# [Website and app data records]
++++++++++++++++++++

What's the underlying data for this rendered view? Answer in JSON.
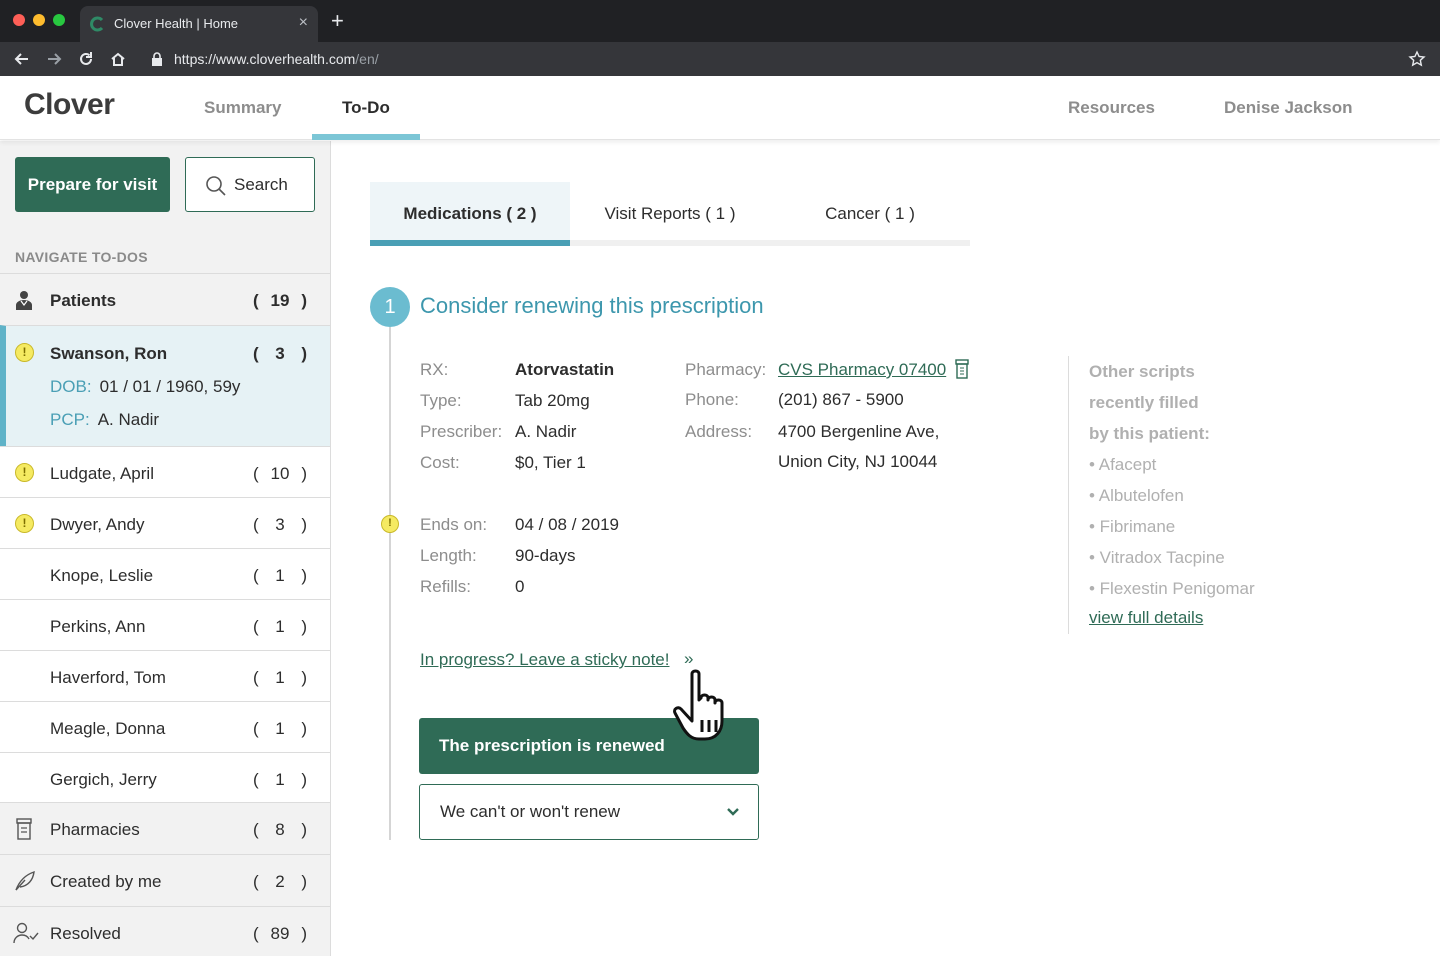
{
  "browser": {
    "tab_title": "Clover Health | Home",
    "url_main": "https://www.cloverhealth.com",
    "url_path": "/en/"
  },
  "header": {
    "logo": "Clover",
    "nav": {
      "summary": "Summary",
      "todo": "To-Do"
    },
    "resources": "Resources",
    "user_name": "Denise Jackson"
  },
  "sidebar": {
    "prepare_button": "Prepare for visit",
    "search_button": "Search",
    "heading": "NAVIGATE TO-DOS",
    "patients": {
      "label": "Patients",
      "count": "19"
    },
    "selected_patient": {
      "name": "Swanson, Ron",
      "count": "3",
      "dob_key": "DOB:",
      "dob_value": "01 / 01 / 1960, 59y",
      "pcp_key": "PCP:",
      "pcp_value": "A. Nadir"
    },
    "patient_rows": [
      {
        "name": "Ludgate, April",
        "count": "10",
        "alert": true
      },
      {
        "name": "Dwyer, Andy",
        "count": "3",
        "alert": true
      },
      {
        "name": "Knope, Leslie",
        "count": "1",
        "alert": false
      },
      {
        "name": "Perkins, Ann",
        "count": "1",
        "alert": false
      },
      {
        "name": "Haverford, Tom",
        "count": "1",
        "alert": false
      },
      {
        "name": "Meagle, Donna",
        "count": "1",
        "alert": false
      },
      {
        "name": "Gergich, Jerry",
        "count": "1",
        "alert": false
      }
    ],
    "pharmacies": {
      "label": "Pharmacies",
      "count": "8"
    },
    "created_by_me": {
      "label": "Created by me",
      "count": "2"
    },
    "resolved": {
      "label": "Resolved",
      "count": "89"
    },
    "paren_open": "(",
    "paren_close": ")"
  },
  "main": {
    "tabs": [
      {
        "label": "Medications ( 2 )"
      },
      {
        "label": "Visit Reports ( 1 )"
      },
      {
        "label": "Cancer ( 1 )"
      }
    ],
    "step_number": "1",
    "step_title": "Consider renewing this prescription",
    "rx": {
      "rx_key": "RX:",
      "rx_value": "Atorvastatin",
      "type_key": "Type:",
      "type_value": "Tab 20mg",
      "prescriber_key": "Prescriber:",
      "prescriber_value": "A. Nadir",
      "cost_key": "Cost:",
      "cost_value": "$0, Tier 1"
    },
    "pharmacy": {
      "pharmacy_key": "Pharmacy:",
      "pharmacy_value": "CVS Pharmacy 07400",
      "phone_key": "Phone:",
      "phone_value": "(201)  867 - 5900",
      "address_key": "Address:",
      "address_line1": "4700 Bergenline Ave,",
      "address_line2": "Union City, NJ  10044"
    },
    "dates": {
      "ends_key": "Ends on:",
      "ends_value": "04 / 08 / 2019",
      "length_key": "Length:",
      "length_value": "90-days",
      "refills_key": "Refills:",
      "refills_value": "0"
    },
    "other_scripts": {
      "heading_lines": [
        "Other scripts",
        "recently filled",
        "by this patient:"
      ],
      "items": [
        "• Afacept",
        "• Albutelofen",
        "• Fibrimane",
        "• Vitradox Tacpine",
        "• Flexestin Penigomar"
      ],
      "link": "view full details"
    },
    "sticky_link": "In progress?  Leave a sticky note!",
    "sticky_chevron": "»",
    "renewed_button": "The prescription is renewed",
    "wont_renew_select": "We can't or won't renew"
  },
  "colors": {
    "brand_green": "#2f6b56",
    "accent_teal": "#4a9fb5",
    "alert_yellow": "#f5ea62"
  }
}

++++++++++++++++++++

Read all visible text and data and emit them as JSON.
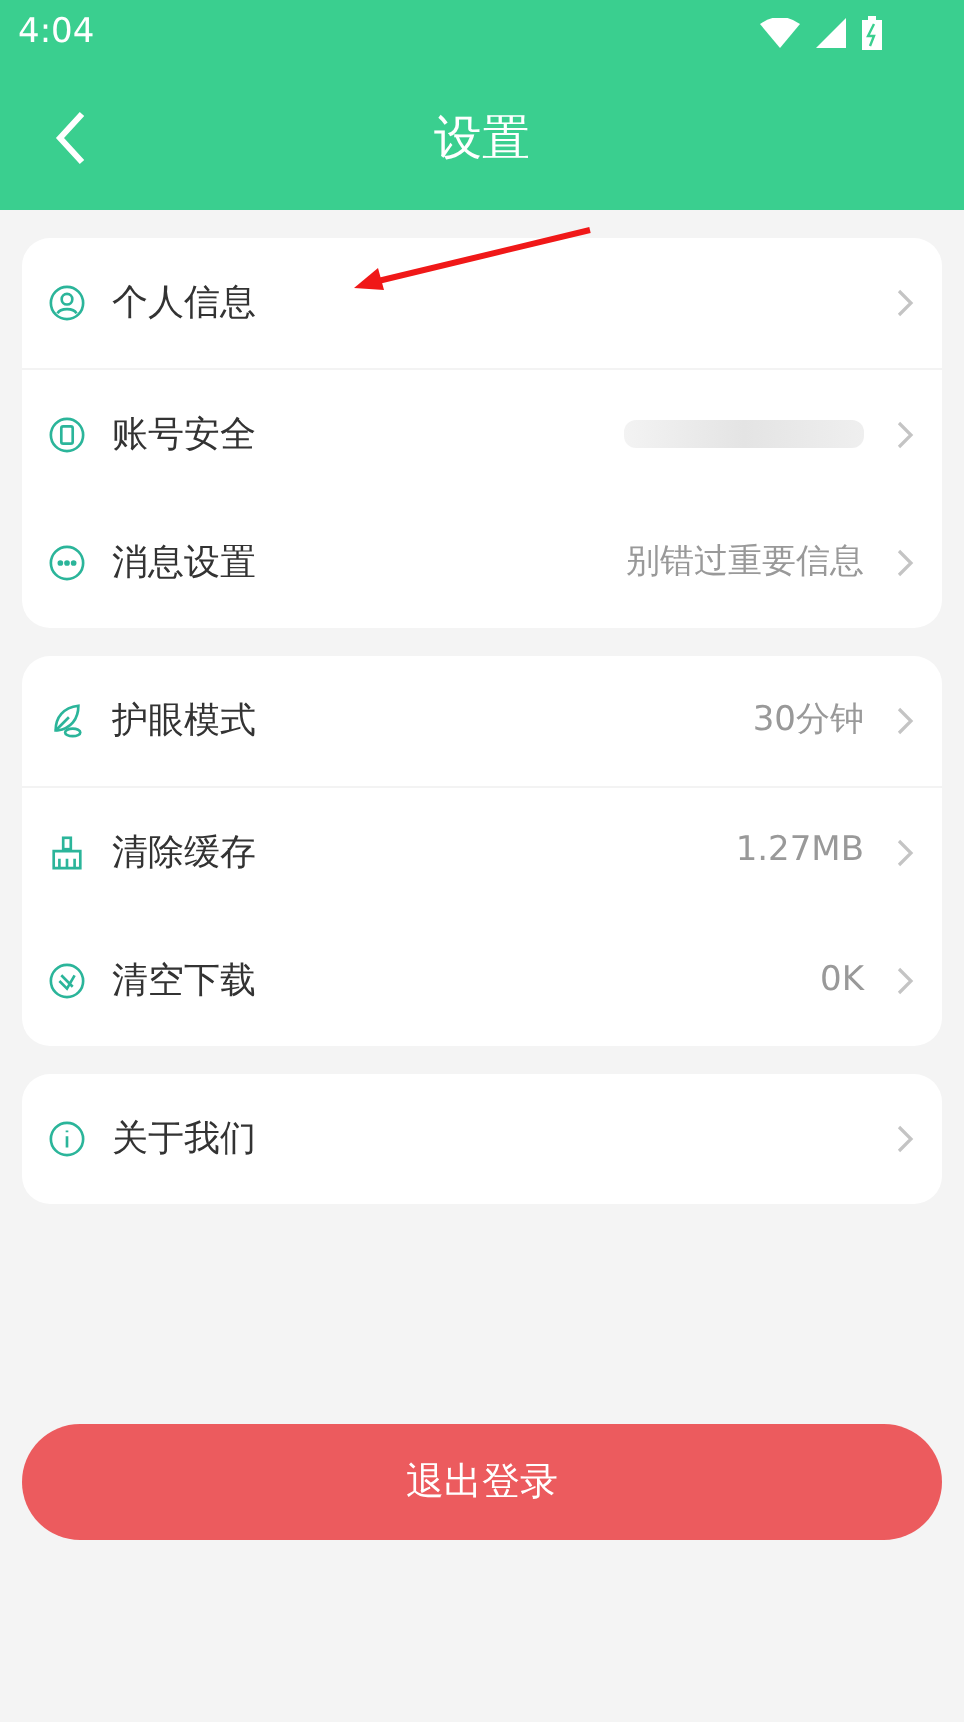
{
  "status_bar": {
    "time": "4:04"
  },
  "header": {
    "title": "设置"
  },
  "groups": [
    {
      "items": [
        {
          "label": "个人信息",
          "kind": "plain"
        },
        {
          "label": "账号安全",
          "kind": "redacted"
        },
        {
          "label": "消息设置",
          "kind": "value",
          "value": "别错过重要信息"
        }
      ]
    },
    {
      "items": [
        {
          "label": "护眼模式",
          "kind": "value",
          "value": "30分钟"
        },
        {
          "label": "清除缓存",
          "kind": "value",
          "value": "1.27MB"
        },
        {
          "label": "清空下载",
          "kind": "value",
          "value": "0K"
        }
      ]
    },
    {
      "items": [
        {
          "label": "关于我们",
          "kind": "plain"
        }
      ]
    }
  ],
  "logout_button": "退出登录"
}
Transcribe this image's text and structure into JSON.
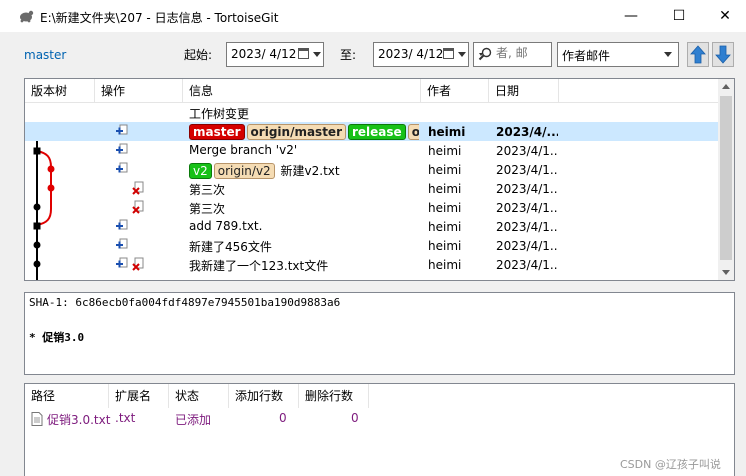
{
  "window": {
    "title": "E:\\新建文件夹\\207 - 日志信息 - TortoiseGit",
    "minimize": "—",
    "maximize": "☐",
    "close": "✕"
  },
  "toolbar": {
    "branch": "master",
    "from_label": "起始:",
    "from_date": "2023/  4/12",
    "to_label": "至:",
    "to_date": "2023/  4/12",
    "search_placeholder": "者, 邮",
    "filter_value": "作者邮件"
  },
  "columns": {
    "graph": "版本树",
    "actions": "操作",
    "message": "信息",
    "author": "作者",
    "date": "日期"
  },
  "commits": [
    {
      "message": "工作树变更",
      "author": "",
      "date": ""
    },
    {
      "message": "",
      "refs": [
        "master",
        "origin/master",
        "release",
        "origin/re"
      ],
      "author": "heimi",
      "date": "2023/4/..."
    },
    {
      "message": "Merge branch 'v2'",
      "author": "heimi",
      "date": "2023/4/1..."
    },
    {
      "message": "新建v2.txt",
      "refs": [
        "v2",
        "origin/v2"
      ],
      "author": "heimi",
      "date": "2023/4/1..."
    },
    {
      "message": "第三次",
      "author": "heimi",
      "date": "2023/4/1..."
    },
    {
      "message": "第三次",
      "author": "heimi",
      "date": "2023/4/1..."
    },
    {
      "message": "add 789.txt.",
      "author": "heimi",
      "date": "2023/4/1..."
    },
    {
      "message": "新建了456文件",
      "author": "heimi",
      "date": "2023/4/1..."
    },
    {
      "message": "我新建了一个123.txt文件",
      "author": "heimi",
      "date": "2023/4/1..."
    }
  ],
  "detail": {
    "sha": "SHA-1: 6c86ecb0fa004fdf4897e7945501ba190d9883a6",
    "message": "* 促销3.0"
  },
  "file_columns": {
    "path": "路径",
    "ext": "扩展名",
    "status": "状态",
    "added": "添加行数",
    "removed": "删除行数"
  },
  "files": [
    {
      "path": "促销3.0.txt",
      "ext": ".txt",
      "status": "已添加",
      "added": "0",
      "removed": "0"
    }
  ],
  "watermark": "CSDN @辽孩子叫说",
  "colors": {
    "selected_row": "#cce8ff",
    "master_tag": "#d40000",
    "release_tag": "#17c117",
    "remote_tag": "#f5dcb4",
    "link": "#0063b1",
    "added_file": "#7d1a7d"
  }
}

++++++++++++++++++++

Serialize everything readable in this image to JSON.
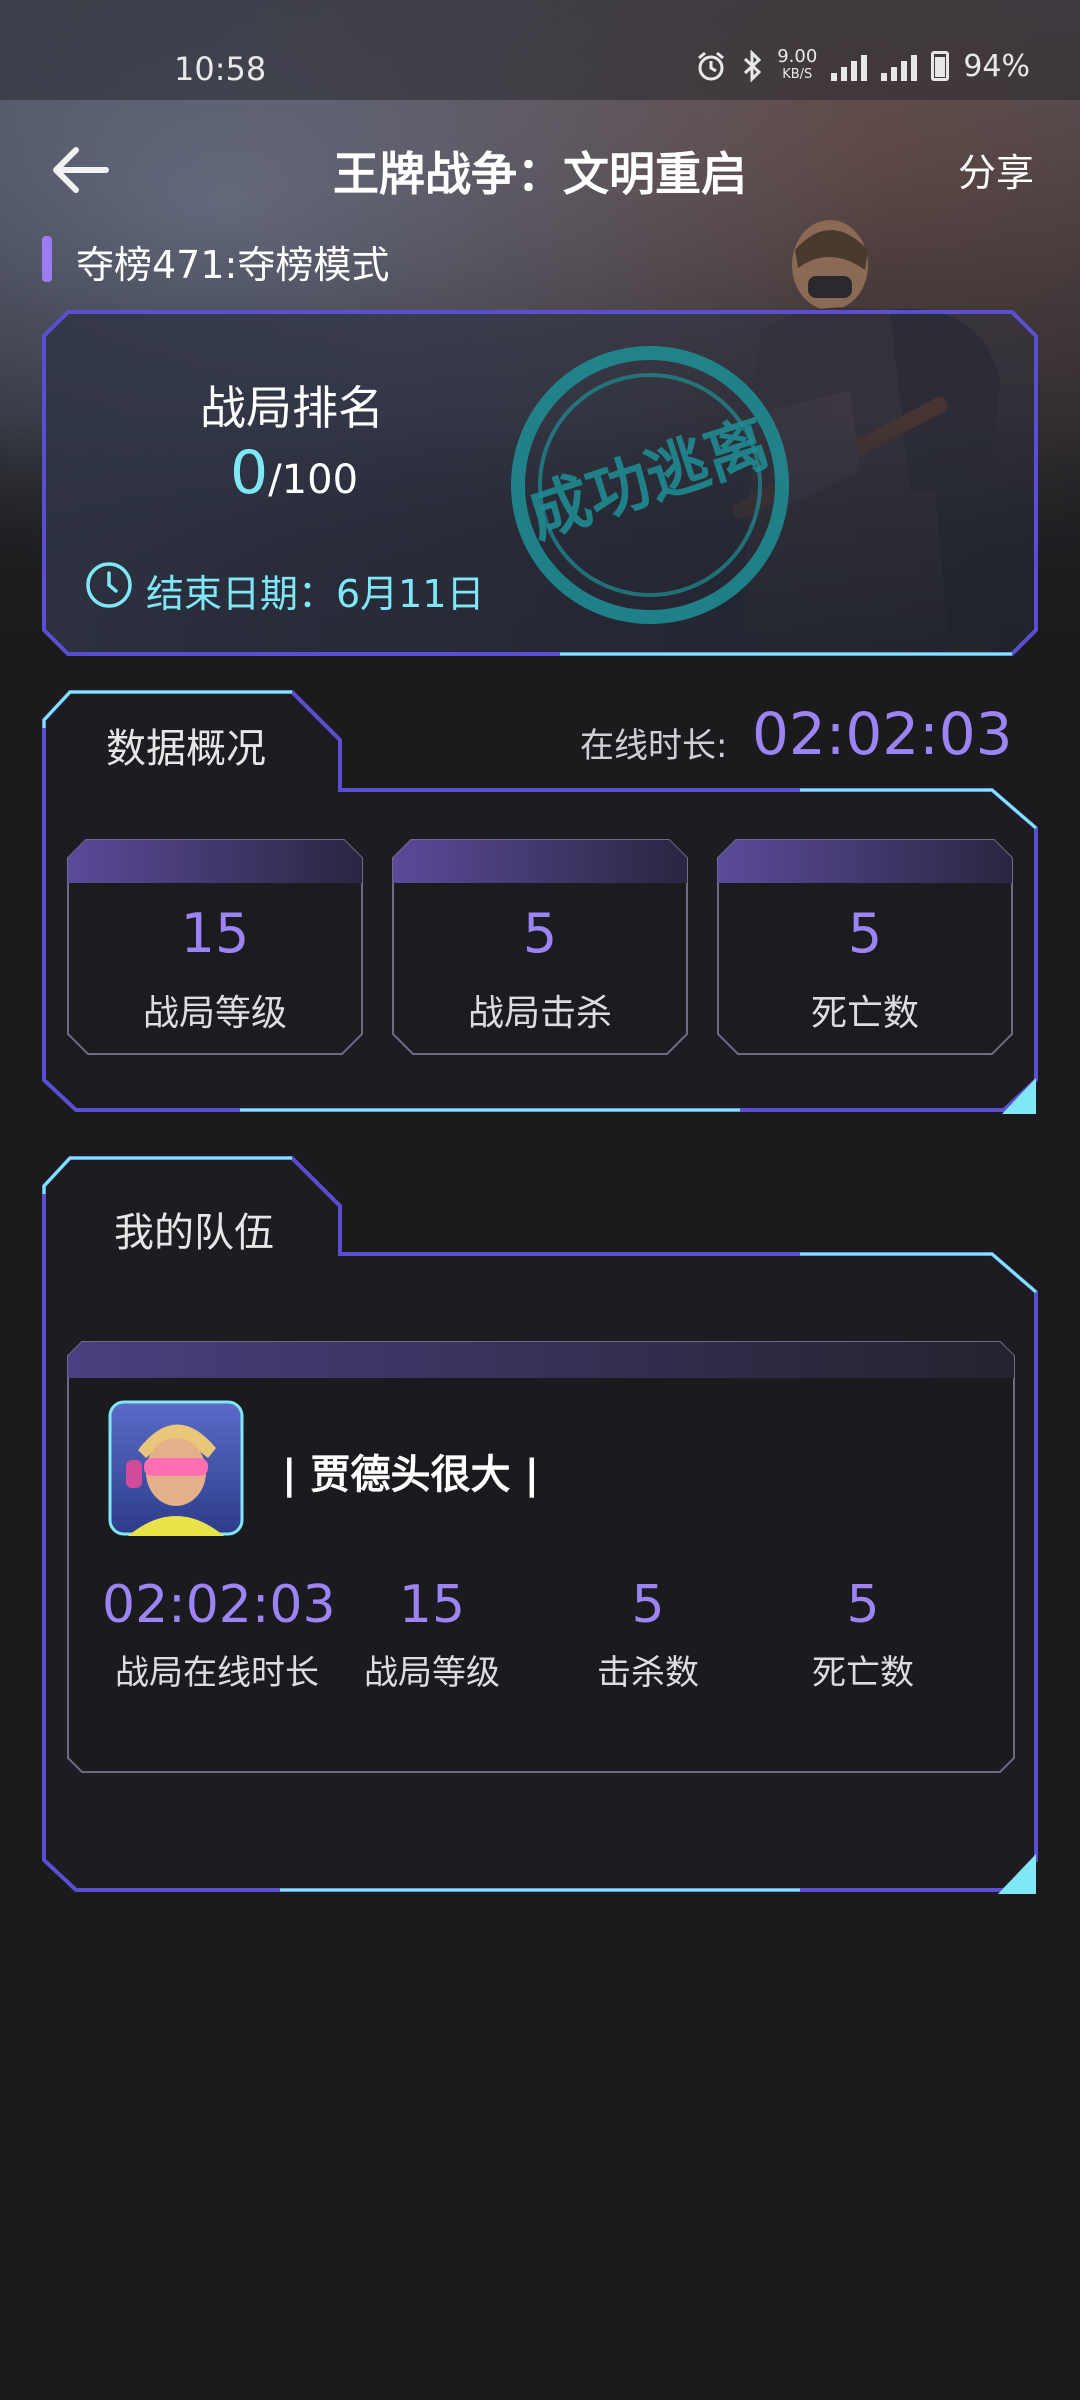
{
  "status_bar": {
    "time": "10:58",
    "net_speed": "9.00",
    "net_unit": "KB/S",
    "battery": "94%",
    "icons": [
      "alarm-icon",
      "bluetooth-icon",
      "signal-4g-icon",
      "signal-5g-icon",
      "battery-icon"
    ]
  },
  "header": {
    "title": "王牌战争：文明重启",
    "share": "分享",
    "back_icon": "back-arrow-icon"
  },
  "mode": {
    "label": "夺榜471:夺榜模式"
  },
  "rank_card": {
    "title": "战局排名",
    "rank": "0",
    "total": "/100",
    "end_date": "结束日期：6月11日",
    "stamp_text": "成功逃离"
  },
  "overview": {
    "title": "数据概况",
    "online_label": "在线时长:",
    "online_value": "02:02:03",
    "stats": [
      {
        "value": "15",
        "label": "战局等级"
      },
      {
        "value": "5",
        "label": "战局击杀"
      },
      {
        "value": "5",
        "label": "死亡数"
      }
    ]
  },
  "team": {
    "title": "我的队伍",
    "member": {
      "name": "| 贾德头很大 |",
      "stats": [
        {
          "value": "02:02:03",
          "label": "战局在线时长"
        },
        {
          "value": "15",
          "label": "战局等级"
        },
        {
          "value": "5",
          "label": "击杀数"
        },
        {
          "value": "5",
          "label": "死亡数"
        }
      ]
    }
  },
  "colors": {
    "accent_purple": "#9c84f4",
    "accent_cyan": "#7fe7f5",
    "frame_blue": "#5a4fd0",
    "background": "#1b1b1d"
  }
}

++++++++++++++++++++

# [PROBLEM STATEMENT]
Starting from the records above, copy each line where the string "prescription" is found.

# [ANSWER TO THE PROBLEM]
    "step_title": "Consider renewing this prescription",
    "renewed_button": "The prescription is renewed",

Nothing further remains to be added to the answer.